I think you guys mean "InkSCAPE" not Ink SPACE
Oopsie. I had "Keenspace" vs. "Toonspace" on my mind at the time. To many "spaces"...
I tried the latest version just recently but it wouldn't open my earlier files, so I scrapped it and reinstalled the older version. I sure like the looks of some of those new features.
I think it's pretty powerful, but when I need something with more text capability (and easier-to-use gradients), I just open up Microsoft PowerPoint. Most of my graphics end up in MS Word documents anyway.
(An aside: I'm using PowerPoint for an animated anniversary comic, with a PPT-to-Flash utility.)
For making comics... well, if you've seen my comic I'm not really pushing the boundaries by any means**. But I like it. It's really easy to do the limited stuff I do. And the export-to-PNG lets me set the output resolution. That's good for a webcomic: one resolution for web, another for print, without changing your source. Greg Dean of Real Life (reallifecomics.com) did that for his book; he uses Adobe Illustrator.
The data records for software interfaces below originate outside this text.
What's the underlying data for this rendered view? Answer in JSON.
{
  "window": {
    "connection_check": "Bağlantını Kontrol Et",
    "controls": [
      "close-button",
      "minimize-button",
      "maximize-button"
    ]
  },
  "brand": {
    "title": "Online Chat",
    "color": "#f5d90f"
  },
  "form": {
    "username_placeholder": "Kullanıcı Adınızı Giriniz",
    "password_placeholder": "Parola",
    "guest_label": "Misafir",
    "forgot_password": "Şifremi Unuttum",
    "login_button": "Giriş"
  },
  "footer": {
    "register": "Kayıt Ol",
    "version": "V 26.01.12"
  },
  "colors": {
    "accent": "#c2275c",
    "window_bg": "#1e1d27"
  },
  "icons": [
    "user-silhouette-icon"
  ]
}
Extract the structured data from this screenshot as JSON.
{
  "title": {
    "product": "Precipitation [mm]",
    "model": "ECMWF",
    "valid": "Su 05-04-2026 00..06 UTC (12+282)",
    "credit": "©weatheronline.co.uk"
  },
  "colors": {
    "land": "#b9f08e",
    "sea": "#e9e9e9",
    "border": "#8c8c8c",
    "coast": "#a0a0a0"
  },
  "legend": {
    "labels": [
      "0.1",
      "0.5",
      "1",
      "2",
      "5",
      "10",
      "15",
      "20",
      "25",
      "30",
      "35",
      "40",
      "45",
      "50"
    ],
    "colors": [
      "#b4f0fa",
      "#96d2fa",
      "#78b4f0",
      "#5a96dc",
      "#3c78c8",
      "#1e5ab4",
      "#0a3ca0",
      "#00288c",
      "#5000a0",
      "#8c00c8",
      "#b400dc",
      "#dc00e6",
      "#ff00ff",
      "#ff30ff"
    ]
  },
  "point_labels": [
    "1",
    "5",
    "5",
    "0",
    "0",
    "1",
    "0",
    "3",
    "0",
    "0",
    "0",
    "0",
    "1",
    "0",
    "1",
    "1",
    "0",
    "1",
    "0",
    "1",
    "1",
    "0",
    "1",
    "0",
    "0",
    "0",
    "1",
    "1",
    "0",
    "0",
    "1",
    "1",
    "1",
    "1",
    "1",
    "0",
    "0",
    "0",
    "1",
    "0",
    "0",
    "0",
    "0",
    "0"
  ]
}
** Sidebar: I did redo my title image using Inkscape. Type the text, set a "linked outline", color it, set another, new color, repeat. Much cleaner output than the tool I used before. Those "halo" text effects are fun, but it eats processor time and memory. Plus with the export, it's easier to do two sizes (main and archive) from the same file.
SVG is the problem. Adobe has an I.E. plugin, I believe. We need to get Microsoft to accept it, both in IE and in Office. Then everyone will follow. So far, no one has complained about the PNGs I export from Inkscape. But be careful: using two many alpha-transparency effects (yay alpha!)can make PNGs look bad in IE.
Conclusion: if you've got the time, it doesn't cost you anything to just try it. Experience is the one true teacher. (Or: live and learn.)
--SixGuys (really just one guy)